Lena Dunham penned Not That Kind of Girl: A Young Woman Tells You What She’s ‘Learned,’ a collection of personal essays on her struggles to have it all. The already successful 28-year old readily admits that she’s not a “sexpert, a psychologist, a mother of three or the owner of a successful hosiery franchise,” but the girl can write, as she’s proven on her HBO hit Girls.

Amy Poehler, another talented lady, is just getting around to writing her first book at 42-years-old. Yes, Please is sure to have funny bits on life and love and possibly some useful advice on the same.

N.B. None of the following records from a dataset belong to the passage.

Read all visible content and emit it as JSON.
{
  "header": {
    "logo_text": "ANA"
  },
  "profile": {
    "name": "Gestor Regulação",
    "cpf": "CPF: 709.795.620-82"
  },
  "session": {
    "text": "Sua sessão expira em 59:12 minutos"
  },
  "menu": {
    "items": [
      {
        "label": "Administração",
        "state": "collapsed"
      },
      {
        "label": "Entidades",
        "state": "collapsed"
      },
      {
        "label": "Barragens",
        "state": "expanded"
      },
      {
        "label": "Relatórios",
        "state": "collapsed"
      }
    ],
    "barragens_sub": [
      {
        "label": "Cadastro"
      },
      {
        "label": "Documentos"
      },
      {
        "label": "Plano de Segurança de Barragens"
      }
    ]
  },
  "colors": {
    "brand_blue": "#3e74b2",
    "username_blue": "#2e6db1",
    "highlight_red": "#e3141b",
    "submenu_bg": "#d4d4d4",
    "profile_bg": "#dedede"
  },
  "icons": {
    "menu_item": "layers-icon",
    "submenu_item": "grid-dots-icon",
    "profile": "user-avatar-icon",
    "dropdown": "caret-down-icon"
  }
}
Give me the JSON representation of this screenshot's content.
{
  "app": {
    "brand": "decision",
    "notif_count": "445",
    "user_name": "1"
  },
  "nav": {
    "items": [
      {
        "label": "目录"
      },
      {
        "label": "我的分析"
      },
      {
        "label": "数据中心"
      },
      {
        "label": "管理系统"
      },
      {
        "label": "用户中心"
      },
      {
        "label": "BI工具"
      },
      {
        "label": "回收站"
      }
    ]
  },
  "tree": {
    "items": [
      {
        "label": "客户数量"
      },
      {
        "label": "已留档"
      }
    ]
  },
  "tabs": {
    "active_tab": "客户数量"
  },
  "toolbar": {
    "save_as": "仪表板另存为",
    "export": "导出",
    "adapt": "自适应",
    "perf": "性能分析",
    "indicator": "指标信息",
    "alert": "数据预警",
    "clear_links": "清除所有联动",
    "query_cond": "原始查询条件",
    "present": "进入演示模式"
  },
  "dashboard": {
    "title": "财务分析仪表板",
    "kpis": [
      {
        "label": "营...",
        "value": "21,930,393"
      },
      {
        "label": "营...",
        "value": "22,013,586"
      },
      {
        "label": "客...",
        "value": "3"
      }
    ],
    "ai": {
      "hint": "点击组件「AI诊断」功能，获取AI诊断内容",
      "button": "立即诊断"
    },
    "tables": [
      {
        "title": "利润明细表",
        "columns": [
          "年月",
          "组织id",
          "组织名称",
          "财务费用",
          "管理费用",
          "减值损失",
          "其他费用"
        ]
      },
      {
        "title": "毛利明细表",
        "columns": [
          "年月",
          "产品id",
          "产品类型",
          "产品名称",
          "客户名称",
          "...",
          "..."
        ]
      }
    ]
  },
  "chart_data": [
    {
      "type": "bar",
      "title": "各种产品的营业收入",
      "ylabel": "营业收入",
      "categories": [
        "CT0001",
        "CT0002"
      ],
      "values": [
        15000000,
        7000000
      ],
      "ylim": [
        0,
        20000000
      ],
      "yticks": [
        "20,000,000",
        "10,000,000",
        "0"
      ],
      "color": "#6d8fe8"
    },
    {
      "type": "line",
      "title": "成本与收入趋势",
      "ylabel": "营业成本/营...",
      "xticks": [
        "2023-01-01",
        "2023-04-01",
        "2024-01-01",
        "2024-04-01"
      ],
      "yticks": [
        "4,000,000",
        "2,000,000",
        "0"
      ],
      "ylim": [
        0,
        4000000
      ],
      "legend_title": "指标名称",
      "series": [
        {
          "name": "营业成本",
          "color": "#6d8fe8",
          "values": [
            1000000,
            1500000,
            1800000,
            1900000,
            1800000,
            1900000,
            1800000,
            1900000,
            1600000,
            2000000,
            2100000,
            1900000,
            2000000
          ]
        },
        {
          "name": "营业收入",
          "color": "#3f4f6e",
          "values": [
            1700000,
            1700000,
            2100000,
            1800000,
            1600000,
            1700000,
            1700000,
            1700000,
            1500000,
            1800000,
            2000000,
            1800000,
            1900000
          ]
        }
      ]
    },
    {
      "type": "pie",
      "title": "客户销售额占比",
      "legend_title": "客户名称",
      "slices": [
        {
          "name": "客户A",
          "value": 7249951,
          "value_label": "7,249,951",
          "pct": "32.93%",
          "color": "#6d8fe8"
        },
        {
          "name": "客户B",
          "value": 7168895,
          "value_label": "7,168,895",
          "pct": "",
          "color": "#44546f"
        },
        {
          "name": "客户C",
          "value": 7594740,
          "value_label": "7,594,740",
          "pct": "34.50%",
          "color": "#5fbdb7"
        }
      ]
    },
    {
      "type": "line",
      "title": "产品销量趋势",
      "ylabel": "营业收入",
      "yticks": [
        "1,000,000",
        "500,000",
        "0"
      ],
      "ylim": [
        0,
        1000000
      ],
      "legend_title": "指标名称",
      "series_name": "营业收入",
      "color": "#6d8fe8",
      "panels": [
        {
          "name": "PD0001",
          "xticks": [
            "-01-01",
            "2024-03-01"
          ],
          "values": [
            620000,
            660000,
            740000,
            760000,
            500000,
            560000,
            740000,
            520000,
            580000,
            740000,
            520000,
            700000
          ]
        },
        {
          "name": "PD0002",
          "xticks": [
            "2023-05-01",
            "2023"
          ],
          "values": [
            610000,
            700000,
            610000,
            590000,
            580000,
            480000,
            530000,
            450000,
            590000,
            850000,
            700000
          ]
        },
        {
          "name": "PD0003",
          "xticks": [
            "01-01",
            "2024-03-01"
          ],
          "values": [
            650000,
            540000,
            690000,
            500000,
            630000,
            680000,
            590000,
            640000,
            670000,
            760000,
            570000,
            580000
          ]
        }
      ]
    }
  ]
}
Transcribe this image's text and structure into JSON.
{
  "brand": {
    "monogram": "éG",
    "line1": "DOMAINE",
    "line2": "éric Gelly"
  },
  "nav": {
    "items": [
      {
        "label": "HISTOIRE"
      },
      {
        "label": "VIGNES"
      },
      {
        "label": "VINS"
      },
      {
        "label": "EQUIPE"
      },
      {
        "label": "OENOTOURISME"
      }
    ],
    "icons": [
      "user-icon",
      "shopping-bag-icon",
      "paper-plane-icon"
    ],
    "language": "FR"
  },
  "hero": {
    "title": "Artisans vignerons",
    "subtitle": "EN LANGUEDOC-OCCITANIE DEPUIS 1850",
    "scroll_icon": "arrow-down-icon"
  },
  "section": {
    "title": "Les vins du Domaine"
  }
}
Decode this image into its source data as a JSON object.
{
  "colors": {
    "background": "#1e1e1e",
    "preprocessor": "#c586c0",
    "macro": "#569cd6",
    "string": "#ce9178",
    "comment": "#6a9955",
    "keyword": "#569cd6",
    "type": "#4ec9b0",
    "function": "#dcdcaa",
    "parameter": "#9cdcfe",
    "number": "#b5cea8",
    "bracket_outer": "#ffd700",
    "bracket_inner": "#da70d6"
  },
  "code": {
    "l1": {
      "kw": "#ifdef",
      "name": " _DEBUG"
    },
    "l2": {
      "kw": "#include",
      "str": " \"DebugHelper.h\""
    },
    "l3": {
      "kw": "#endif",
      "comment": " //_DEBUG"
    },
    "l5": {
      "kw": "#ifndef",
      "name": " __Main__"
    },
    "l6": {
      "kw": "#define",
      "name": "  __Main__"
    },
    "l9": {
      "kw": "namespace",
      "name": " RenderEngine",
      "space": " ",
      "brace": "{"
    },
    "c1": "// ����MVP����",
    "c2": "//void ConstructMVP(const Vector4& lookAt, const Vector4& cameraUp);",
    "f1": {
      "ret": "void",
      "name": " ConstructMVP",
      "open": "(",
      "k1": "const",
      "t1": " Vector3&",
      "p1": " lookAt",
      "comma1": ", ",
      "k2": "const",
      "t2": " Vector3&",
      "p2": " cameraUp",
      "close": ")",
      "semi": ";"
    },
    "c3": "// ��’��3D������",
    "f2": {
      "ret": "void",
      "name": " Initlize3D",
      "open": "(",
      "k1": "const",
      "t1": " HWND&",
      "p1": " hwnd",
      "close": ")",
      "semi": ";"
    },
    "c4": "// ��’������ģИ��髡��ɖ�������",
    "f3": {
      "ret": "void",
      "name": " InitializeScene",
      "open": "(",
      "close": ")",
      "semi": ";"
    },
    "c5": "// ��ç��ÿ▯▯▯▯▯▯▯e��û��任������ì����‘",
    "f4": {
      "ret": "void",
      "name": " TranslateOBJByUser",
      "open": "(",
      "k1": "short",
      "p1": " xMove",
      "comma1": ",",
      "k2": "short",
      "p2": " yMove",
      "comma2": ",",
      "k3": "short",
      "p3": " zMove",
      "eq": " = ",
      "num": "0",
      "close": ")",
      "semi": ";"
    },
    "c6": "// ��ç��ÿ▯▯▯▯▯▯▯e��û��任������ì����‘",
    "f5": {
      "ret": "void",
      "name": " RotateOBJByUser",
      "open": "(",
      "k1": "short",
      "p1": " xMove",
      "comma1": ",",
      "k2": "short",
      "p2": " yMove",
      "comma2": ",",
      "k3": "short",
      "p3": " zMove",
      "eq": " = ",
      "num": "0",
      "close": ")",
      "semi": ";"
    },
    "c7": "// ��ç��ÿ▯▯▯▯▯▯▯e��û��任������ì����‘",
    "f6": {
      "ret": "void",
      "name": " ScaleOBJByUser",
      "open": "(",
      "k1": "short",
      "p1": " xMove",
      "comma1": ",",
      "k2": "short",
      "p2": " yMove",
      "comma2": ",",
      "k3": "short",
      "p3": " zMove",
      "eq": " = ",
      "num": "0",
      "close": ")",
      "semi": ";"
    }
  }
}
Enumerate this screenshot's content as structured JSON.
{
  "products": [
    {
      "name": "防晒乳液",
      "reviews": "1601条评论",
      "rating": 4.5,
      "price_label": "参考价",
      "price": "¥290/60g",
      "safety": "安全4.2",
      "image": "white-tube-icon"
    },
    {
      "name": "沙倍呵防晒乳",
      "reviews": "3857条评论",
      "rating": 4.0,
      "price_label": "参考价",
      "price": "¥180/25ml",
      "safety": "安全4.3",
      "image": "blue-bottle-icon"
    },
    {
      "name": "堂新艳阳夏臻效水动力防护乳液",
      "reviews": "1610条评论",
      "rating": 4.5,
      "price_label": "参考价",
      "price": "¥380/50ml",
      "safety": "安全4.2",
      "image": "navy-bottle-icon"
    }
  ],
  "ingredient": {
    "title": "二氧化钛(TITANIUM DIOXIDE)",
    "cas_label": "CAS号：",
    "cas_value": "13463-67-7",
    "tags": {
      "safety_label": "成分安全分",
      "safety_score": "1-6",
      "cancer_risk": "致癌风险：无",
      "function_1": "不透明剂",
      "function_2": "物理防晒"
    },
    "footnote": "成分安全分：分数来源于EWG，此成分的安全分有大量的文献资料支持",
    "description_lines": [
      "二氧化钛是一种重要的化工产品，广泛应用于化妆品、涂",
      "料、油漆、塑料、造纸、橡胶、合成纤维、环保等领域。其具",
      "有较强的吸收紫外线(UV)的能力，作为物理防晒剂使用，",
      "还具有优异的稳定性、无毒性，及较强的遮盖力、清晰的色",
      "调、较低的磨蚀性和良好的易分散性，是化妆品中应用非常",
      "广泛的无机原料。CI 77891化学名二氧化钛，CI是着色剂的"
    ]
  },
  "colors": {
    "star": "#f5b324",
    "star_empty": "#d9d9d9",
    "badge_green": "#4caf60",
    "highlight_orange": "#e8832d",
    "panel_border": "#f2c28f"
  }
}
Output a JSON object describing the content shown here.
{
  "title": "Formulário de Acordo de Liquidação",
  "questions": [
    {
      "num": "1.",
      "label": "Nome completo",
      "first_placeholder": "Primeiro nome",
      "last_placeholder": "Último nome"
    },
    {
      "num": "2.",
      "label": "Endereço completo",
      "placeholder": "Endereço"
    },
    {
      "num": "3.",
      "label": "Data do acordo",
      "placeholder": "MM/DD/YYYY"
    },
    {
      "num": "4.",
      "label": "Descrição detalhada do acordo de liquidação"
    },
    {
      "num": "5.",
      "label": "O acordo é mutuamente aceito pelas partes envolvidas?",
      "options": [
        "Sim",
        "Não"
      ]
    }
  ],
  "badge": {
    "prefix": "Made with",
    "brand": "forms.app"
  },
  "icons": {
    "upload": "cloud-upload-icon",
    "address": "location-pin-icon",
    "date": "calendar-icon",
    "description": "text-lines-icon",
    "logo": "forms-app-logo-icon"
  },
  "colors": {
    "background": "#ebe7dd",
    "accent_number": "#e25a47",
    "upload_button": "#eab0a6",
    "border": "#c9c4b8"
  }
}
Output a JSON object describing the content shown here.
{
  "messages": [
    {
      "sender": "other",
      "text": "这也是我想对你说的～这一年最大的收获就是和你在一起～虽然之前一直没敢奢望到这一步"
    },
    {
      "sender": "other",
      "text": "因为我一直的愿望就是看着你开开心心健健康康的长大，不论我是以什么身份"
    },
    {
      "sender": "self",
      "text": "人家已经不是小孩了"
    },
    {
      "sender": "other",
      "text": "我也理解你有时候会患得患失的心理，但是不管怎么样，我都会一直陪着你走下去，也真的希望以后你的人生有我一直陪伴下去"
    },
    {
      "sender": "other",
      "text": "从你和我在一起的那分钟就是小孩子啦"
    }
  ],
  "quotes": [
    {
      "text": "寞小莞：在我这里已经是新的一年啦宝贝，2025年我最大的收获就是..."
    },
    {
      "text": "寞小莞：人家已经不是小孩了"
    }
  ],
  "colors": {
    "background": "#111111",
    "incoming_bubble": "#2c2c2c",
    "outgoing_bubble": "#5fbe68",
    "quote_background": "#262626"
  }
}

Musicians have books coming out, too. Rolling Stone’s Keith Richards follows up Life, an account of running in the fast lane, with a look back at growing up under the influence of his grandfather, a jazz musician. Talent apparently runs in the family, as his daughter illustrated the children’s book.

Neil Young who wrote of pursing his musical dreams in Waging Heavy Peace is also back with Special Deluxe: A Memoir of Life & Cars.

Speaking of rock ‘n rollers, Jimmy Page, a member of The Yardbirds and founder of Led Zepplin, in Jimmy Page put captions on hundreds of photographs that illustrate his career.

So put on your reading glasses or turn on your iPad and have a look.

© 2014 Susan Marg – All Rights Reserved